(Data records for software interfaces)
▶

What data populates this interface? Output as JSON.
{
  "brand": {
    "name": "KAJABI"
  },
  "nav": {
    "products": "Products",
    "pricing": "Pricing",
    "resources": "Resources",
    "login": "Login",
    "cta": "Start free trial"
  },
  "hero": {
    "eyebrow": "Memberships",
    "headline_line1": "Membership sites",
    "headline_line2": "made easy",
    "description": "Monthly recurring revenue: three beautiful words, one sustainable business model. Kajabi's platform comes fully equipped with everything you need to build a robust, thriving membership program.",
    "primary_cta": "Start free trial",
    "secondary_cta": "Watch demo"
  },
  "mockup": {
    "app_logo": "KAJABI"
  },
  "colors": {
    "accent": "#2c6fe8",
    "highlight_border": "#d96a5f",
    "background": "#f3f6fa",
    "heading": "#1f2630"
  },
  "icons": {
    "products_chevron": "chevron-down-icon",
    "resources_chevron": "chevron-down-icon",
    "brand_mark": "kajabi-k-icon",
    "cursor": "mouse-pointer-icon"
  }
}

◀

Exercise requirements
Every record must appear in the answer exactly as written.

Result
What data populates this interface? Output as JSON.
{
  "brand": {
    "name": "KAJABI"
  },
  "nav": {
    "products": "Products",
    "pricing": "Pricing",
    "resources": "Resources",
    "login": "Login",
    "cta": "Start free trial"
  },
  "hero": {
    "eyebrow": "Memberships",
    "headline_line1": "Membership sites",
    "headline_line2": "made easy",
    "description": "Monthly recurring revenue: three beautiful words, one sustainable business model. Kajabi's platform comes fully equipped with everything you need to build a robust, thriving membership program.",
    "primary_cta": "Start free trial",
    "secondary_cta": "Watch demo"
  },
  "mockup": {
    "app_logo": "KAJABI"
  },
  "colors": {
    "accent": "#2c6fe8",
    "highlight_border": "#d96a5f",
    "background": "#f3f6fa",
    "heading": "#1f2630"
  },
  "icons": {
    "products_chevron": "chevron-down-icon",
    "resources_chevron": "chevron-down-icon",
    "brand_mark": "kajabi-k-icon",
    "cursor": "mouse-pointer-icon"
  }
}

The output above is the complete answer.